Oregon’s Attorney General and two of the state's largest universities are part of a pair of lawsuits attempting to block a new federal rule they say will harm international students.
The Trump administration announced that visas for international students would be revoked unless they attend primarily in-person classes during the fall semester.
Normally, such students are required to receive most of their instruction on-campus, but the rule was suspended in the spring as U.S. colleges shifted to remote learning due to the coronavirus. With plans for the upcoming academic year in flux, the federal government said they’d no longer waive the rule.
Oregon Attorney General Ellen Rosenblum, as well as leaders at Oregon State University and the University of Oregon, say the decision could jeopardize the status of more than 10,000 students in the state.
The schools and the Attorney General have joined a pair of multi-state, multi-school lawsuits seeking an injunction. They say the requiring in-person classes could put the health of international students at risk.
“If we do not quickly stop this rule from going into effect, our higher education system will be dramatically changed," said Rosenblum. "Thousands of Oregon international students who are supposed to start classes in a few weeks will risk deportation, and may lose entirely their access to education in the United States."
"If enacted, the federal order will force students to return to their home countries during a global pandemic and to relocate to their home countries – many of which have unstable political and public health conditions," said OSU president F. King Alexander.

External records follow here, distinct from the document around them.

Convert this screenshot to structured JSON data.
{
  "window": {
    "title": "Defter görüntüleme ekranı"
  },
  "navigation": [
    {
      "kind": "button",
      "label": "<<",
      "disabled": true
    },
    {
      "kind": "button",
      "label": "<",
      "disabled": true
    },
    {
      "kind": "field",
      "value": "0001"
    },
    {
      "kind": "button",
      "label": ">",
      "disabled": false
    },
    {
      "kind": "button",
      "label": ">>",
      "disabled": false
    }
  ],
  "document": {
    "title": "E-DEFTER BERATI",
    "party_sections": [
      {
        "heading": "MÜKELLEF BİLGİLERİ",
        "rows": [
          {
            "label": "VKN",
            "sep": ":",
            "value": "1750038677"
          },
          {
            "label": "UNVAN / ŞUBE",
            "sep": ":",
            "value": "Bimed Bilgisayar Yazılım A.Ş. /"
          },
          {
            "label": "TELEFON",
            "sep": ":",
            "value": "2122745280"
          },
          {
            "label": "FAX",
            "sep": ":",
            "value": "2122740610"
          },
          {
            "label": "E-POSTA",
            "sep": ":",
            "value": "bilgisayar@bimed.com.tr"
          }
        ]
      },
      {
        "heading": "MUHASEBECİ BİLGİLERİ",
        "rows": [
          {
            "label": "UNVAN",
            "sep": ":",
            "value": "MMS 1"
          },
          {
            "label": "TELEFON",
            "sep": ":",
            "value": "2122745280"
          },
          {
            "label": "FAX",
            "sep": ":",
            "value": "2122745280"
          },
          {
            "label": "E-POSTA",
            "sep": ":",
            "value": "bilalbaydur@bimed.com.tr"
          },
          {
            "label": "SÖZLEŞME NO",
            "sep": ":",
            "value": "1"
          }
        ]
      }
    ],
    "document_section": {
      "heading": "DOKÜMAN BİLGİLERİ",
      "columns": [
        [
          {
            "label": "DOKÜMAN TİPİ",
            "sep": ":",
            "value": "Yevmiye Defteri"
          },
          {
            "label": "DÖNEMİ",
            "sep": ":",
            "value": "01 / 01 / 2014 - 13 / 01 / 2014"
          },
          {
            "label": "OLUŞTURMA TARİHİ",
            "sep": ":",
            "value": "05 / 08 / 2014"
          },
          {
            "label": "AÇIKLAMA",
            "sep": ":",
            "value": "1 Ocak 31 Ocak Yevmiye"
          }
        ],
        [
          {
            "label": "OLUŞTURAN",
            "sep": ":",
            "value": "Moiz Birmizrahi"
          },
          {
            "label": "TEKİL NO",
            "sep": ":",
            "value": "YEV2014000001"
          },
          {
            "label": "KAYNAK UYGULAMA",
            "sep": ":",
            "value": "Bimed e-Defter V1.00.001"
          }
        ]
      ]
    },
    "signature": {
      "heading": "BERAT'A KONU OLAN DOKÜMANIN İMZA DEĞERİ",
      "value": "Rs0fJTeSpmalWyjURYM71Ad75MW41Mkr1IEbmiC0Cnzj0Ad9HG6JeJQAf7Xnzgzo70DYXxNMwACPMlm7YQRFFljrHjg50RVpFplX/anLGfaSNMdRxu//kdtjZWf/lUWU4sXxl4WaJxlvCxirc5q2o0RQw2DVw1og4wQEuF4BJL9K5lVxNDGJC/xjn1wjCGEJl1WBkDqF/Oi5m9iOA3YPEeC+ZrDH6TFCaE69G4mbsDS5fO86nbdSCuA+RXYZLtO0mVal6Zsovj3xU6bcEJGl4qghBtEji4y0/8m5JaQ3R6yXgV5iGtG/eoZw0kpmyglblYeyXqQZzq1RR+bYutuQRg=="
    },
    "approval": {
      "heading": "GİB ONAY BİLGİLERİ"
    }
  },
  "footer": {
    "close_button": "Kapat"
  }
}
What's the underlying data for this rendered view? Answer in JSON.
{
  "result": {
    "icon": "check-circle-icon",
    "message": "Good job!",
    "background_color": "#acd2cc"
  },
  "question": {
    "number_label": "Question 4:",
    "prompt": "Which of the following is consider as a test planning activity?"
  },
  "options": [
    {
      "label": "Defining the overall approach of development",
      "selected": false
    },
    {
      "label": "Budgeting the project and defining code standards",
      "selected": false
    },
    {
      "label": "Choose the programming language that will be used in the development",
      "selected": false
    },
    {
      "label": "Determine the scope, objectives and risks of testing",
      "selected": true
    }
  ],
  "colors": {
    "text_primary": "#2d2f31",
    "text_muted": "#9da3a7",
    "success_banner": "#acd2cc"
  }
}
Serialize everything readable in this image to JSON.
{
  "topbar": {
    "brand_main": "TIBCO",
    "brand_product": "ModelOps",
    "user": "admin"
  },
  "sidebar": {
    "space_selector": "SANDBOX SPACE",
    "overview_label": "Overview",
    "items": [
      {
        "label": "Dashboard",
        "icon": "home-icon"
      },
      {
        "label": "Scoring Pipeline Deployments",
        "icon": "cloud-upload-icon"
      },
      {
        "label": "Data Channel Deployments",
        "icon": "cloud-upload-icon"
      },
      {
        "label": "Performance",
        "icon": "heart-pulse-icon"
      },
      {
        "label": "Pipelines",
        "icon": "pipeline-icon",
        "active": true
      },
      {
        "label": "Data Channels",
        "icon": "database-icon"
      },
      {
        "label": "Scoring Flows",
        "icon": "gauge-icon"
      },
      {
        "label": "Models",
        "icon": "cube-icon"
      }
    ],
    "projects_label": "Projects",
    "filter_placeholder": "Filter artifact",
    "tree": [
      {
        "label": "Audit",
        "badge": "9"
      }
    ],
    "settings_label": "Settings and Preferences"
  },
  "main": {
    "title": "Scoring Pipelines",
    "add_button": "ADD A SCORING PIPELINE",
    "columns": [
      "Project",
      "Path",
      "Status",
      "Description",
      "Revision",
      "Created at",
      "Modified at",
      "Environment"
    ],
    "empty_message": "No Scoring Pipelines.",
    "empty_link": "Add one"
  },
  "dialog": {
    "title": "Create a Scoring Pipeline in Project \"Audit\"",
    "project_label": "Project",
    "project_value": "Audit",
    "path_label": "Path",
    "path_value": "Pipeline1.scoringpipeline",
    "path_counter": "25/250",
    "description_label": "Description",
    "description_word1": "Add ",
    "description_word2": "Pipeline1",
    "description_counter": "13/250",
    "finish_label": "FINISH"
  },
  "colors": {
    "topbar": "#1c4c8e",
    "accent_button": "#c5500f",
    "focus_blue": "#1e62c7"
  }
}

OSU and the U of O, along with Western Oregon University, are also among 180 schools that filed an amicus brief last week in support of a separate lawsuit filed by Harvard and MIT.